Carved textiles are a part of the culture. The transmission of Mohammed’s holy and political power was communicated via the wearing of his cloak, which marked the beginning of the Islamic era. As a result of its creation, the Muslim state has made many changes to the political landscape. To signify the change of allegiance, textiles were typically adorned with epigraphic bands.

At that time, it was customary for new allegiances to be shown by integrating pictures of a monarch on the clothing. To weave and embroider the inscriptions on these honourable partnerships’ textiles, royal artisans used priceless materials like silk and gold-wrapped thread. As a result, islamic textiles are among the most highly prized works of art in the world. The culture of Islam opens them up to a wide variety of artistic expressions and aids in their global dissemination. In this article, we would explore cotton, linen, wool and mohair in islamic countries and textile.

Cotton and Linen 
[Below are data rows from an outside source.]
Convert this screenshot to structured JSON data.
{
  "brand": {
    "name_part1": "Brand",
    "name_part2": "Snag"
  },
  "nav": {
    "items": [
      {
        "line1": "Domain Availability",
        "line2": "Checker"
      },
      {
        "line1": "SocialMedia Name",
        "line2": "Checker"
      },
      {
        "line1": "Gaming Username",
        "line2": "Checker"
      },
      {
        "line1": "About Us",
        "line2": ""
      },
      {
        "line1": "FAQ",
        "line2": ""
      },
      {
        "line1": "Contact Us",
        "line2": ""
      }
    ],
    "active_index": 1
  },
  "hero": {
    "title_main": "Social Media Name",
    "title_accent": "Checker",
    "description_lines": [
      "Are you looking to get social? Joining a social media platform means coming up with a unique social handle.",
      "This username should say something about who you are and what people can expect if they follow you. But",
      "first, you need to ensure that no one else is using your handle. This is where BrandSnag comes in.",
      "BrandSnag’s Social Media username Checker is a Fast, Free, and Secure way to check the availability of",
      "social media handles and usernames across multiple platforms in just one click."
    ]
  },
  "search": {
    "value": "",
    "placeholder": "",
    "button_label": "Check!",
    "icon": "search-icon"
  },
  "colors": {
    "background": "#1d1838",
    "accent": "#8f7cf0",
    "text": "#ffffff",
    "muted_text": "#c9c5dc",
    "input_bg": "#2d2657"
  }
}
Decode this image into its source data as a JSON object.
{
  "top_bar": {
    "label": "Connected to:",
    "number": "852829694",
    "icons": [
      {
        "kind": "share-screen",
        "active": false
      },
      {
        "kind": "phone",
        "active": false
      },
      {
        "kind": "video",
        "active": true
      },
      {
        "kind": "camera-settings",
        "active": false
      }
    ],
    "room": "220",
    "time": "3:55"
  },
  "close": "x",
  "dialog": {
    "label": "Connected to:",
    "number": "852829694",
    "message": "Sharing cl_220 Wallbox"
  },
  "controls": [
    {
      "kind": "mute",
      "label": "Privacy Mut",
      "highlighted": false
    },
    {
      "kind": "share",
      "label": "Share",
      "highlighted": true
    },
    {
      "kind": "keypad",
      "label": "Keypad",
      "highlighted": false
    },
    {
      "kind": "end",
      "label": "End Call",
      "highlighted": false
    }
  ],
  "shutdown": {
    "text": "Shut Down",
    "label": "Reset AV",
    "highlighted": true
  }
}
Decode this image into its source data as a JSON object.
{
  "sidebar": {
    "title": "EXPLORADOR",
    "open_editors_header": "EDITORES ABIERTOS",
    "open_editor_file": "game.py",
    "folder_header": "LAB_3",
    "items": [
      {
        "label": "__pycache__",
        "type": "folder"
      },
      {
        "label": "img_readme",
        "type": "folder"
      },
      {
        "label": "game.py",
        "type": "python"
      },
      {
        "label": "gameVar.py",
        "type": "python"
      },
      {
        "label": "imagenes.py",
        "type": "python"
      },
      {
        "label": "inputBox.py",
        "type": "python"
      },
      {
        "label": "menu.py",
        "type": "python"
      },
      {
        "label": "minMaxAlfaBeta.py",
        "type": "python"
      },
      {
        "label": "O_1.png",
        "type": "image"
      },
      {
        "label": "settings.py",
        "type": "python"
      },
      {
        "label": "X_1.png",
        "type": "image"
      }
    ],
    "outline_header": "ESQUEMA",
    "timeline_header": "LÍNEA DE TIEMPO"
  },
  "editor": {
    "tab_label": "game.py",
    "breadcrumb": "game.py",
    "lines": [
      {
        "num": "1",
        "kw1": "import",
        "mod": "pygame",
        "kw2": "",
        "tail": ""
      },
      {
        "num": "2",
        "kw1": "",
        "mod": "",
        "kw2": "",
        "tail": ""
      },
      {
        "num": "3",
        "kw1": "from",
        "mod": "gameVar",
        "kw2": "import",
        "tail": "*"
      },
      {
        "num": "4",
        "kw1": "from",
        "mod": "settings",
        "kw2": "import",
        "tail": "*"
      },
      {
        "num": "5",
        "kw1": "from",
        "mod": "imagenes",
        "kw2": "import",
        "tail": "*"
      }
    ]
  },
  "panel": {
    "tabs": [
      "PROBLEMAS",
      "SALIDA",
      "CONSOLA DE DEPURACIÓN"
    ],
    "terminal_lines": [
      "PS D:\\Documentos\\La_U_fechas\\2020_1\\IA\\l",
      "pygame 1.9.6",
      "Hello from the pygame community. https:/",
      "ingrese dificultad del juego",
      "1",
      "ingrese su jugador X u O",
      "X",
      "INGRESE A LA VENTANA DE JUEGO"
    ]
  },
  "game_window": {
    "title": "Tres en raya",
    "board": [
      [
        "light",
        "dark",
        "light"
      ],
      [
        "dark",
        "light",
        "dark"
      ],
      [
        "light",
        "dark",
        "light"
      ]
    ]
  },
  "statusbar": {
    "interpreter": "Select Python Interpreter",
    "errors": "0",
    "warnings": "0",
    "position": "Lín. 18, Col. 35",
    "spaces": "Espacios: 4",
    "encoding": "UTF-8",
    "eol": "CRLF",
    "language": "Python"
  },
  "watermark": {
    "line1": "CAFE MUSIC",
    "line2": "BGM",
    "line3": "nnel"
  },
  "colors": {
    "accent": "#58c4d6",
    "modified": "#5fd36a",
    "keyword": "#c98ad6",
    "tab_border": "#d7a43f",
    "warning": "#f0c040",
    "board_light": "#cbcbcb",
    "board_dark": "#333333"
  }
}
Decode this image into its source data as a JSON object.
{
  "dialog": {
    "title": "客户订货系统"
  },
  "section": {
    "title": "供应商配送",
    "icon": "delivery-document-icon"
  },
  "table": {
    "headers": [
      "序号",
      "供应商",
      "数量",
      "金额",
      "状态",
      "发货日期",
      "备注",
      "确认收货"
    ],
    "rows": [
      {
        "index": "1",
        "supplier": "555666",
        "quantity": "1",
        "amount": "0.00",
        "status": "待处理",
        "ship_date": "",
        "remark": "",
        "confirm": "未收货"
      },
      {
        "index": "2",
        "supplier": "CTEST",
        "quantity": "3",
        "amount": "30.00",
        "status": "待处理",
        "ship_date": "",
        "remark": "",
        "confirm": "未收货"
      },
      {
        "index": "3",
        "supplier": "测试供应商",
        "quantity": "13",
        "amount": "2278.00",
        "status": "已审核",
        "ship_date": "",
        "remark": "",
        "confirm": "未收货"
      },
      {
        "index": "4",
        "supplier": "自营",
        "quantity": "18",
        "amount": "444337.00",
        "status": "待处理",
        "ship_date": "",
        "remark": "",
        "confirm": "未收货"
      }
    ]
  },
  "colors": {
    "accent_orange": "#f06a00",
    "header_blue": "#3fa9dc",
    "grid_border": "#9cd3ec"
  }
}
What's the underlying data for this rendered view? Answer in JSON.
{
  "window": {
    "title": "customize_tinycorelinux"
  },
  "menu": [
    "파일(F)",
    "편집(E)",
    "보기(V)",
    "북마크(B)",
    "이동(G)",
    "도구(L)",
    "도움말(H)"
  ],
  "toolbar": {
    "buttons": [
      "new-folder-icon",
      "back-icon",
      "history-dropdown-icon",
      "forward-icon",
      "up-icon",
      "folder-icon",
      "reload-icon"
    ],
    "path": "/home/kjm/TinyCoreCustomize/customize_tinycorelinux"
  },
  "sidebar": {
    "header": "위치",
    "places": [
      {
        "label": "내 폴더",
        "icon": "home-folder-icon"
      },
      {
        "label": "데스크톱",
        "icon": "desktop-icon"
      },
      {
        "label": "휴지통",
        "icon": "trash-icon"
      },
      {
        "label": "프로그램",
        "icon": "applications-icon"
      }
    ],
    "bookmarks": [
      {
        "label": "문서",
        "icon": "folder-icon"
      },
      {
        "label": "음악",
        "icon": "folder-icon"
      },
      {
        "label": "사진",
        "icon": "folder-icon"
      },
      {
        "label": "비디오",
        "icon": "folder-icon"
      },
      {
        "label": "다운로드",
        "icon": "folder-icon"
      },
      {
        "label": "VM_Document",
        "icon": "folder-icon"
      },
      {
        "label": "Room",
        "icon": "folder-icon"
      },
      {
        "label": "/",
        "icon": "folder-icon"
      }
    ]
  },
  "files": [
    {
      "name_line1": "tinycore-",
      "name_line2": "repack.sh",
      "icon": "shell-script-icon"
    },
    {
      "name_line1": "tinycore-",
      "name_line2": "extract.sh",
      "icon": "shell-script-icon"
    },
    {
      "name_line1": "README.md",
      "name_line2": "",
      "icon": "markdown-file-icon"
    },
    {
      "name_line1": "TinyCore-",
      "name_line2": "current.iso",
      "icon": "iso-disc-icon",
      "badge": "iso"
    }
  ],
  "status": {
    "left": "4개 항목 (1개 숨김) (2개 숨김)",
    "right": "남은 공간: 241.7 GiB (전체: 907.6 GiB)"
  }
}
Flex other varieties of bast fibers, including hemp, were produced in the Islamic world. Textiles made of cotton or linen were popular across the area. Heavy cotton canvas used for sailing ships. But even though India’s finest cotton is well famous, the Levantine nations have their own exquisite cotton weaving industry as well. The Muslim world as a whole relied on textile trade with India. Printing was known in pre-Islamic Egypt but the origins of early Islamic textile printing remain unknown. Syria had a printing industry by the sixteenth century, and Anatolia had a printing industry by the seventeenth and eighteenth centuries. The growing European market for Indian printed textiles sent via the eastern Mediterranean ports fueled the growth of the sector.


A pashmina shawl is woven from a combination of Mohair, Cashmere, and Silk. Mohair is made out of camel hair whereas Cashmere is the result of sheep and silk is part of goat hair. In the nineteenth century, Westerners began to appreciate Pashmina shawls because of its widespread use in Muslim North India, Persia, and Ottoman Turkey. Twill tapestry, or a variety of complicated weaves, were used to create the intricate pattern. Paisley Motif is the name given to the Boteh pattern in the West.


A wide range of clothing materials were made from wool. Woolen fabrics are both pile and flat and used to make anything from carpets to wall coverings to pillows. Fostat” carpet pieces unearthed in Cairo and thirteenth-century Seljuk Turkish carpet fragments found in Konya are the first instances of carpet weaving in Islamic history.. The aesthetic style, provenance, and level of technical perfection of carpet designs are of three groups. Thus, tribal and regional ties are reflected in the designs, which tend to be geometric in nature. Often resembling the delicate knotting seen in tile work, manuscript illumination, and silk textile design, these patterns are the most artistically and technically challenging to create.

Weaving Technique 

Flat weaving methods include slit tapestry, jajim (complex discontinuous brocade), and soumak (warp wrapping). Weaving bands out of card stock is a common way of manufacturing bracelets in the Islamic world. There are a variety of ways to make floor and wall coverings and animal trappings using these and other methods. Flat-woven wool textiles often have unique tribal or regional motifs and color palettes and were made solely for local usage. Modern manufacturing, on the other hand, caters more and more to the color and design demands of western customers.


With the changing time, traditional islamic or middle eastern textile is also changing. As a result, modern textile and designing is replacing authentic and old age textile. Fabrics like cotton and silk are also high in demand due to changing fashion.